Knox Super Won’t Sign Critical Letter
Knox County Schools Superintendent Jim McIntyre says he won’t sign a letter being circulated among school superintendents that criticizes the leadership in the state’s Department of Education, reports the News Sentinel.
“I have a very positive working relationship with the Commissioner of Education,” said McIntyre … “I think he’s done some innovative things for the state of Tennessee, raised the level of rigor and the quality of instruction in our classrooms across the state. So I declined to sign the letter.”

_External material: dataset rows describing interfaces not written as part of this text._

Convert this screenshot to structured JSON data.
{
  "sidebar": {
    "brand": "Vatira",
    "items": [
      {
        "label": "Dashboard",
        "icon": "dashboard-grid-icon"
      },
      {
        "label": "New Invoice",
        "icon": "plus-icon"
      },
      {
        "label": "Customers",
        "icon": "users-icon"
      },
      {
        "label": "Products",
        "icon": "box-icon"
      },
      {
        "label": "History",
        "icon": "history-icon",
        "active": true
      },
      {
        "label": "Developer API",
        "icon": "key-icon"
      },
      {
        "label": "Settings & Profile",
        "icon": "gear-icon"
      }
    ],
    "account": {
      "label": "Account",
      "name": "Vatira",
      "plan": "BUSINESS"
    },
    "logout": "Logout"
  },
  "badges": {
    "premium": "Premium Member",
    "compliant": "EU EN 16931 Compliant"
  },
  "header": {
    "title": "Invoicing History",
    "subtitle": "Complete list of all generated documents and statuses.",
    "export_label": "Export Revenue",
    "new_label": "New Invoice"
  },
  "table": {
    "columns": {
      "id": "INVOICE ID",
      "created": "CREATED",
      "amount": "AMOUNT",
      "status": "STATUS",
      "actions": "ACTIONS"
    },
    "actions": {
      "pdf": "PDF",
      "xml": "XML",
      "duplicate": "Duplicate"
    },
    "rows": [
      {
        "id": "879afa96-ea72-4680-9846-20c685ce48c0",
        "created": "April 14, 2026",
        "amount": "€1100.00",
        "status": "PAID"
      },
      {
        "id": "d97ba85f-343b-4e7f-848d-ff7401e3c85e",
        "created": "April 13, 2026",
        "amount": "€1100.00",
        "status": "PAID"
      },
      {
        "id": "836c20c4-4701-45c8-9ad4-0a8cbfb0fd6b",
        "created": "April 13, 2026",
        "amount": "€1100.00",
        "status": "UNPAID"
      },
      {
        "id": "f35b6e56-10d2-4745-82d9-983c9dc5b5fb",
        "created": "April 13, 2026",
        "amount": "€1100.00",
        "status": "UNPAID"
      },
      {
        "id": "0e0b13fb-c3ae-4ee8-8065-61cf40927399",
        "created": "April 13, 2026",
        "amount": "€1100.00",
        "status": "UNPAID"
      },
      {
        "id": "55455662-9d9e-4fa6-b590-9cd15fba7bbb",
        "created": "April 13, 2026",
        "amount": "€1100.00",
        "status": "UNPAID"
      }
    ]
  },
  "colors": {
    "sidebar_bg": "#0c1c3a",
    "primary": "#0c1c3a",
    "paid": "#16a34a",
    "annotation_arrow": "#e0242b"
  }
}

Note: Metro Nashville School Superintendent Jesse Register did sign the letter, according ot The Tennessean. Shelby County Schools Supterintendent Dorsey Hopson, did not, according to The Commercial Appeal. The author of the letter, Tullahoma City School Superintendent Dan Lawson, says he’ll release a list of those signing on Wednesday. (Original post on letter HERE.)
A Supportive Editorial
The Commercial Appeal declares its support for Huffman in an editorial.
Huffman has been criticized for asking for changes to the minimum salary schedule for new teachers, reducing steps in salary increases, eliminating incentives for doctorate degrees and post-master’s training, and proposing to tie teacher licenses to student test data. In the education community, which is used to doing things the same way for decades, it is easy to understand why the changes and proposals are causing concern.
Yet, is the status quo acceptable when so many of the state’s children are not learning?
There’s a change.org petition calling for removal of Huffman from office, HERE, that was reporting more than 1,500 signers over the weekend And there’s a Facebook page, HERE, with the same goal reporting 5,340 “likes.”